--- Description of the task ---
All the records below must be returned exactly as they stand.
────────
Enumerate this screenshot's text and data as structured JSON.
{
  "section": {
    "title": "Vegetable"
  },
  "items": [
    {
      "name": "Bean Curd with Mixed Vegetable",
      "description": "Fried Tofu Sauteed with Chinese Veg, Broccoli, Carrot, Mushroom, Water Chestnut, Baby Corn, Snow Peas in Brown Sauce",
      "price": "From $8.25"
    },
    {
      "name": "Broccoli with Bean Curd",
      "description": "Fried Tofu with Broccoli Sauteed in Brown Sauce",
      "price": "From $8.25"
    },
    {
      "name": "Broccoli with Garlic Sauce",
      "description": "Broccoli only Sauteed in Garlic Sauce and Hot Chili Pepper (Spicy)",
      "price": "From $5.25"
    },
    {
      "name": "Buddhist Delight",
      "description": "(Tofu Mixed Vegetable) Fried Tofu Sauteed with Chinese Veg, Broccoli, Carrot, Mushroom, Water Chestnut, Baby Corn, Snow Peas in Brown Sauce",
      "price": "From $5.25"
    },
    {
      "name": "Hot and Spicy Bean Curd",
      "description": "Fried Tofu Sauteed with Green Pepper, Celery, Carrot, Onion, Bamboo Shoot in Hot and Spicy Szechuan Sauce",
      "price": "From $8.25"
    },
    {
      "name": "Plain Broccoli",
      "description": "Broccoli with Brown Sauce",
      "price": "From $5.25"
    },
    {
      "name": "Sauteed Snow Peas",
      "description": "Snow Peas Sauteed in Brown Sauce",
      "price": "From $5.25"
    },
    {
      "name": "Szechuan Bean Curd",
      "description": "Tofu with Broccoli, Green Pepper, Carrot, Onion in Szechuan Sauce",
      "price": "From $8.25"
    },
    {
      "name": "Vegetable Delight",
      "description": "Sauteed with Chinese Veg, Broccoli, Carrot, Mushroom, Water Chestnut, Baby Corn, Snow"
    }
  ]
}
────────
--- Written response ---
Enumerate this screenshot's text and data as structured JSON.
{
  "section": {
    "title": "Vegetable"
  },
  "items": [
    {
      "name": "Bean Curd with Mixed Vegetable",
      "description": "Fried Tofu Sauteed with Chinese Veg, Broccoli, Carrot, Mushroom, Water Chestnut, Baby Corn, Snow Peas in Brown Sauce",
      "price": "From $8.25"
    },
    {
      "name": "Broccoli with Bean Curd",
      "description": "Fried Tofu with Broccoli Sauteed in Brown Sauce",
      "price": "From $8.25"
    },
    {
      "name": "Broccoli with Garlic Sauce",
      "description": "Broccoli only Sauteed in Garlic Sauce and Hot Chili Pepper (Spicy)",
      "price": "From $5.25"
    },
    {
      "name": "Buddhist Delight",
      "description": "(Tofu Mixed Vegetable) Fried Tofu Sauteed with Chinese Veg, Broccoli, Carrot, Mushroom, Water Chestnut, Baby Corn, Snow Peas in Brown Sauce",
      "price": "From $5.25"
    },
    {
      "name": "Hot and Spicy Bean Curd",
      "description": "Fried Tofu Sauteed with Green Pepper, Celery, Carrot, Onion, Bamboo Shoot in Hot and Spicy Szechuan Sauce",
      "price": "From $8.25"
    },
    {
      "name": "Plain Broccoli",
      "description": "Broccoli with Brown Sauce",
      "price": "From $5.25"
    },
    {
      "name": "Sauteed Snow Peas",
      "description": "Snow Peas Sauteed in Brown Sauce",
      "price": "From $5.25"
    },
    {
      "name": "Szechuan Bean Curd",
      "description": "Tofu with Broccoli, Green Pepper, Carrot, Onion in Szechuan Sauce",
      "price": "From $8.25"
    },
    {
      "name": "Vegetable Delight",
      "description": "Sauteed with Chinese Veg, Broccoli, Carrot, Mushroom, Water Chestnut, Baby Corn, Snow"
    }
  ]
}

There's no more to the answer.